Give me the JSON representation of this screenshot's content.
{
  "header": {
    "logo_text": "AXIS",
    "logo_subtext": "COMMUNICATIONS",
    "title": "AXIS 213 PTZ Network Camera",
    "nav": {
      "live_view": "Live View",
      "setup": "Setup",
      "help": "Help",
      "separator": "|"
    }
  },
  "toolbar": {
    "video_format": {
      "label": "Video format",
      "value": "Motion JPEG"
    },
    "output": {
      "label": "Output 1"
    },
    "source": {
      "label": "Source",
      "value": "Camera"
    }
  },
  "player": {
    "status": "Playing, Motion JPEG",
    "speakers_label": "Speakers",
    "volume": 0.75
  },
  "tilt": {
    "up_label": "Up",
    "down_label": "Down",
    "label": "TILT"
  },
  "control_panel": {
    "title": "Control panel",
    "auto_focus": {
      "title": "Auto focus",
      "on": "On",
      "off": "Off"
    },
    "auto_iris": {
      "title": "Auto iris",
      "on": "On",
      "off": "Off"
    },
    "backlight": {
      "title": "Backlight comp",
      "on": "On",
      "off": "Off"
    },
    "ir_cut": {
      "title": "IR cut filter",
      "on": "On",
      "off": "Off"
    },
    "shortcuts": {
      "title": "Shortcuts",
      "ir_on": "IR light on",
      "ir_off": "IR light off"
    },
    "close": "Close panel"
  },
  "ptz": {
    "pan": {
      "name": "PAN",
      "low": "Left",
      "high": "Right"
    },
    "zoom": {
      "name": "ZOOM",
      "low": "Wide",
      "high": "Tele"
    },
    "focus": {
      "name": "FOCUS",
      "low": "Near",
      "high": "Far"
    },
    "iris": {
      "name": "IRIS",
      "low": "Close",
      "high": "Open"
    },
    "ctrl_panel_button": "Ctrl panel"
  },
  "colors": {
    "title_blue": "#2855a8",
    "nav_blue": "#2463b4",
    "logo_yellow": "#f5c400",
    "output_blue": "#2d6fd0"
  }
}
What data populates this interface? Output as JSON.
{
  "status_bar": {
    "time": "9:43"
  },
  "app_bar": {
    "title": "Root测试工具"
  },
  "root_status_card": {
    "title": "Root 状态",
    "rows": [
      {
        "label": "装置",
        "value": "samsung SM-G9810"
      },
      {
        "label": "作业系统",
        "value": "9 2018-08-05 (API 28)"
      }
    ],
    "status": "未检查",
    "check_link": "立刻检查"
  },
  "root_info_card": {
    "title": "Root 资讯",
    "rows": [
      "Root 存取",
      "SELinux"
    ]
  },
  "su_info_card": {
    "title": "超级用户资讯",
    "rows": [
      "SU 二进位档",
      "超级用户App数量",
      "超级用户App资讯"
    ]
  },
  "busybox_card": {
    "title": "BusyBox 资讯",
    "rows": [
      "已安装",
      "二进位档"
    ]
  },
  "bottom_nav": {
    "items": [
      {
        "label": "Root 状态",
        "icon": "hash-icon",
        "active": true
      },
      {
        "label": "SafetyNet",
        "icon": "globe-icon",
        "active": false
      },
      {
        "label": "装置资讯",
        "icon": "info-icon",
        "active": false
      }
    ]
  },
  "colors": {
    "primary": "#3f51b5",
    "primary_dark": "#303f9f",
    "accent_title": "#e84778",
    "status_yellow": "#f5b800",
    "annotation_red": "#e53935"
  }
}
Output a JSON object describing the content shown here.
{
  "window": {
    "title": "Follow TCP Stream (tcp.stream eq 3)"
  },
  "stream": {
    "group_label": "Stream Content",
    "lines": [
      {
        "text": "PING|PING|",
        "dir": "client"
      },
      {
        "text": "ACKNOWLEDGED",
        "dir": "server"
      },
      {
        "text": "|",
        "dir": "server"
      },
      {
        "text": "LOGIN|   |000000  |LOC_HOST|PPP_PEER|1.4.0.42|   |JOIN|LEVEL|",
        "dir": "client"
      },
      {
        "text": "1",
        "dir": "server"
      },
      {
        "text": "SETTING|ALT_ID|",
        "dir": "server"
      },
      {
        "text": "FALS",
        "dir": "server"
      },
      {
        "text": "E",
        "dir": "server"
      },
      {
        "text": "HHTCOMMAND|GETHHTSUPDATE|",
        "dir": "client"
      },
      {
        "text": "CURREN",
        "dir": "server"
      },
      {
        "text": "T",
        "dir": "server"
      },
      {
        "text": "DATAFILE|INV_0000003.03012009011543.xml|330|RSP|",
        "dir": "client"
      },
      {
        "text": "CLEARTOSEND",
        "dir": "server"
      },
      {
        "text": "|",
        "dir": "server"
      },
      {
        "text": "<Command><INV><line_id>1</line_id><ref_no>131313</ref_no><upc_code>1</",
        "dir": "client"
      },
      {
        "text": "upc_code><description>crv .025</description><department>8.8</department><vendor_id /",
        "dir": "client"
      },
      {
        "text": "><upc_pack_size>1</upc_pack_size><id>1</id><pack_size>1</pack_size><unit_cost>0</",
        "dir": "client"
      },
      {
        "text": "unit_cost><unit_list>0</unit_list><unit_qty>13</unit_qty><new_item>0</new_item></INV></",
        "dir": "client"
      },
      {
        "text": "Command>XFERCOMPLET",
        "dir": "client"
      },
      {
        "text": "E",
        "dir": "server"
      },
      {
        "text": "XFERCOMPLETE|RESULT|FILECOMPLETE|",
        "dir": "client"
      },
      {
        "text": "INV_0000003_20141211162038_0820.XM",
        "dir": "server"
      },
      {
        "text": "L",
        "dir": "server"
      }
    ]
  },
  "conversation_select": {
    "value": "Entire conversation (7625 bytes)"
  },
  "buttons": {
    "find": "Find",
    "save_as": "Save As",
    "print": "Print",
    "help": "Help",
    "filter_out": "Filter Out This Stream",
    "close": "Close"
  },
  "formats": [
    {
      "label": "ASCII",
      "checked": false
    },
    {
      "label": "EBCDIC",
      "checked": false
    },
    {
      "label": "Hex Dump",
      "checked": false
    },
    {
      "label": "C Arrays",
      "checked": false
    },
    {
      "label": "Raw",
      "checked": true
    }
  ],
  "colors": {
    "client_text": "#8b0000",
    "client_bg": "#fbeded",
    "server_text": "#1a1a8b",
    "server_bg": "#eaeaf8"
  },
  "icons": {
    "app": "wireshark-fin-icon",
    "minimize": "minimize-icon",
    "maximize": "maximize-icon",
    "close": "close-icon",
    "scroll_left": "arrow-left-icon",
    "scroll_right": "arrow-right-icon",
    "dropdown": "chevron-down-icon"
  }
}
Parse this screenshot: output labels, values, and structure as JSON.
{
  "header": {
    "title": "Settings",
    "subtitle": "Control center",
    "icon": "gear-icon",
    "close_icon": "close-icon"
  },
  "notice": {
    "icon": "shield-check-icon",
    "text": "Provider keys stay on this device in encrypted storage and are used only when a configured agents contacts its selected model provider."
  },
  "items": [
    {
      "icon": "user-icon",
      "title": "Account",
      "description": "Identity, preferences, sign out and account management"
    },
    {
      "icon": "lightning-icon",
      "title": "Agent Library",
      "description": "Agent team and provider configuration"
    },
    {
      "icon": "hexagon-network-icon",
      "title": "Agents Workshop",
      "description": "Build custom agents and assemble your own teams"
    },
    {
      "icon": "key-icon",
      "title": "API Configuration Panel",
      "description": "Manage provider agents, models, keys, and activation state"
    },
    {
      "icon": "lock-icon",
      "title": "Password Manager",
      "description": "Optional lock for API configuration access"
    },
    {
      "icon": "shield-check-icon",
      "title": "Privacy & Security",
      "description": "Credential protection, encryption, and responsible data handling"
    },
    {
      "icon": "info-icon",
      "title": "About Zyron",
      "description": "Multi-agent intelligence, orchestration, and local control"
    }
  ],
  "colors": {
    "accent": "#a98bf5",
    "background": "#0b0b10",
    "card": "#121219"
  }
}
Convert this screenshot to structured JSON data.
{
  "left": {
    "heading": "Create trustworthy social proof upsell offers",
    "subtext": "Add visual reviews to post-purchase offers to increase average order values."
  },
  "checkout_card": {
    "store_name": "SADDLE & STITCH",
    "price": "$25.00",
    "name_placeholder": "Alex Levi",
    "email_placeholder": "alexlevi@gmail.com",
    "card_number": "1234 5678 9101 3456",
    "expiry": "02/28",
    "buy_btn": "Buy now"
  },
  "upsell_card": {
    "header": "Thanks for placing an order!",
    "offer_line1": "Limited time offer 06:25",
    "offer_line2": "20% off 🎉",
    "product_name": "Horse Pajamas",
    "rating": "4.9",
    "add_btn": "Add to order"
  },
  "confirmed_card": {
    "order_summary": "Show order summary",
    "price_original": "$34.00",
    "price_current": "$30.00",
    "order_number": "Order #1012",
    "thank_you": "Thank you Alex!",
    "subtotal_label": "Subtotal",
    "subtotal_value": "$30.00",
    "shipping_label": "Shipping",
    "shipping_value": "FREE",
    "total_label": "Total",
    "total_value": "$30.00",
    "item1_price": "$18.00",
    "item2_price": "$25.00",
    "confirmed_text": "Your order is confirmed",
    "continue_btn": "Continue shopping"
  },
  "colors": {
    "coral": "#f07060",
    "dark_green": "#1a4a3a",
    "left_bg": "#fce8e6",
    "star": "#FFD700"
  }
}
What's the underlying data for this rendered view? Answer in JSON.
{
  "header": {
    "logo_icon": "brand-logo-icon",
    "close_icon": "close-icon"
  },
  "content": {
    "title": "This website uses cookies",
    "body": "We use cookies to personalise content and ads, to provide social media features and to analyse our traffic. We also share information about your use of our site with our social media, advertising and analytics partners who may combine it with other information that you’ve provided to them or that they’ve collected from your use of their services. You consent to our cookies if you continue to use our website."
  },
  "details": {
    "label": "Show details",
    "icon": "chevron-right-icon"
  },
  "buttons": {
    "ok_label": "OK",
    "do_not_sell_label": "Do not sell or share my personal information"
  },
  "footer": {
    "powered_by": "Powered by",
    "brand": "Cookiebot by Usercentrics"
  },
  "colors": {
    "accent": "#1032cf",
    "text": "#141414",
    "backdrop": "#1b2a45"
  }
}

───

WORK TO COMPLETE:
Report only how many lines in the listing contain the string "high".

SOLVED PROBLEM:
4